It’s the little things that make a relationship work. Once you’re past the initial heady excitement of butterflies in the stomach and awe at every funny thing your partner says, you’re left with the bare bones of reality. Socks on the floor, a comfortable ease with each other than can stretch into boring if you don’t take care. On the surface, not the recipe for a happy marriage.
I remember reading an interview with Iman after David Bowie died, saying how he still made her stomach flip after all those years of being together. The NLM still makes my stomach flip, but not in the anxious “does he like me?” way of those first days, but a “I can’t believe he did that” way that comes with five years of marriage and eight years of co-habitation.
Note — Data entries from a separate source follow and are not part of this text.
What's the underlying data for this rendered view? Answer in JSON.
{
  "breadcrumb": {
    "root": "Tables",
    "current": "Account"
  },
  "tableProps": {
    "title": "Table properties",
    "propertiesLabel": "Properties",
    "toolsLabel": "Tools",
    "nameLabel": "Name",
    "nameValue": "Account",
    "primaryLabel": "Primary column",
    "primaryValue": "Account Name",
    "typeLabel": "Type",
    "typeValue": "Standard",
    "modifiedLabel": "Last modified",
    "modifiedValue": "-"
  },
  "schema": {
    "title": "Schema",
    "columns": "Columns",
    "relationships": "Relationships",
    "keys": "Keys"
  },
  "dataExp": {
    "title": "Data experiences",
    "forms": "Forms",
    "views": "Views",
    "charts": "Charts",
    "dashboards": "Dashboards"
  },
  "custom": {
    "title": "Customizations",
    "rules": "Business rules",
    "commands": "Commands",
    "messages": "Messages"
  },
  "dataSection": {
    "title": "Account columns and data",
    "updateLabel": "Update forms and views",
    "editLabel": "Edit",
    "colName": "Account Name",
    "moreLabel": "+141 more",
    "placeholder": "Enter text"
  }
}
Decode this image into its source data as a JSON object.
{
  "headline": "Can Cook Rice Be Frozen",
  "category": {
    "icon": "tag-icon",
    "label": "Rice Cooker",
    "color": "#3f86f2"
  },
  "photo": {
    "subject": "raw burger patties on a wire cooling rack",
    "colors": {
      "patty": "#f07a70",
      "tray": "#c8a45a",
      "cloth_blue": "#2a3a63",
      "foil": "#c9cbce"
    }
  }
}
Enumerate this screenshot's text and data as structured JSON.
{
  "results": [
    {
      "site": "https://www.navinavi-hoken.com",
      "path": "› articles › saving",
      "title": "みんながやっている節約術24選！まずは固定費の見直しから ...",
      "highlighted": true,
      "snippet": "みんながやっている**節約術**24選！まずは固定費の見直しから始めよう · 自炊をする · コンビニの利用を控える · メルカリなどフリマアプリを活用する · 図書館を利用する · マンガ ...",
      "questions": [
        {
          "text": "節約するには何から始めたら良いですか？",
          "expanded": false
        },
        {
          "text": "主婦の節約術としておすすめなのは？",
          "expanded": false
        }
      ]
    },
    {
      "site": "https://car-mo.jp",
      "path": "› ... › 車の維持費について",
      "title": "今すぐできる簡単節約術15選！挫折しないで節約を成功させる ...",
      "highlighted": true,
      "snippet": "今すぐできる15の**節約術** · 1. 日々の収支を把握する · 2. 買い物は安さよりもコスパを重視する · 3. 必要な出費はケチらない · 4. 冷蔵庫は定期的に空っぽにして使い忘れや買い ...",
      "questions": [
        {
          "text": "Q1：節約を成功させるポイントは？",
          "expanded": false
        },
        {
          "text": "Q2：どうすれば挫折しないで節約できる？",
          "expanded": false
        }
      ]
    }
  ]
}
We’re not perfect. No couple is (no PERSON is, come to think of it). But we work and that, mainly, is because we view marriage and this business of raising small people as a job that’s to be done together. Of course he has habits (as do I) that set my teeth on edge. He still doesn’t know how to put his socks in the laundry basket and he has a blind spot when it comes to crumbs on the breadboard. I often find myself moaning about him “not getting it” to my mum mates. But on balance, those things really don’t matter.
Sometimes it takes a week at home together to realise how much you appreciate the other person in a relationship. Our usual daily grind is him leaving the house for a day teaching at 7.15am. He returns anywhere between 4.30pm and 8pm depending on if he has meetings or not, and evenings Monday – Thursday are often dominated by the bath, bed, work routine. We can go a few days without having a meaningful conversation and we’ve both come to accept that’s life with work and two small children in the mix.
The bits that make it worth it are the small things. The fact that every day this week over half term, when Baby Girl has woken up for the day at 5am, the NLM has taken her downstairs after her morning breastfeed and snuggle in bed at 6am without complaint. He’s let me sleep until I’m ready to wake (“I cope far better on less sleep, I honestly don’t mind”) and been cheerful when I’ve come downstairs, bleary eyed and often stressed at my To Do list for the day.
He makes cups of tea (“brews”) without me even asking, despite not being a tea drinker himself. He’s got stuck into our DIY kitchen renovation while small humans clamber at his ankles, with a smile on his face, despite coming across as unequivocally grumpy in every YouTube video I’ve ever made.
So he can’t put a duvet cover on a duvet to save his life, but he reads Frog a bedtime story every night without fail and never lets me go to bed without a kiss on the forehead and telling me he loves me. Even tall bald guys from Rochdale can be affectionate, see?
More than any of that, though, is that he appreciates the things I find important, even though they’re not the same things that motivate him. He couldn’t care less about mess and dust, for example, but he sees that these things stress me out. When I text him after a bad day he replies (mostly) with a “We’re in this together. You’re not on your own.” I appreciate that. It’s so easy to lose sight of it in the chaos of parenting.
My husband rarely buys me flowers. He doesn’t have the budget to get me an expensive bottle of perfume for every birthday, or take me to a five star hotel for every anniversary. I remember our first Valentine’s Day after getting together and he covered the whole flat with rose petals, making me a treasure trail of presents which led to a menu for a special meal he was going to cook me that evening. That’s never happened again, but it’s OK. I’d take what we have over those extravagent shows of affection any day.
Real love – the love that endures – is doing something for someone because you know they’ll quietly appreciate it. Tackling the house stuff as a team, taking on a DIY project because you know the other person will take huge pleasure from it, letting your other half have a lie-in without moaning about being tired, offering a cup of tea – just because.
It’s the little things that make a marriage. A sense of humour also helps.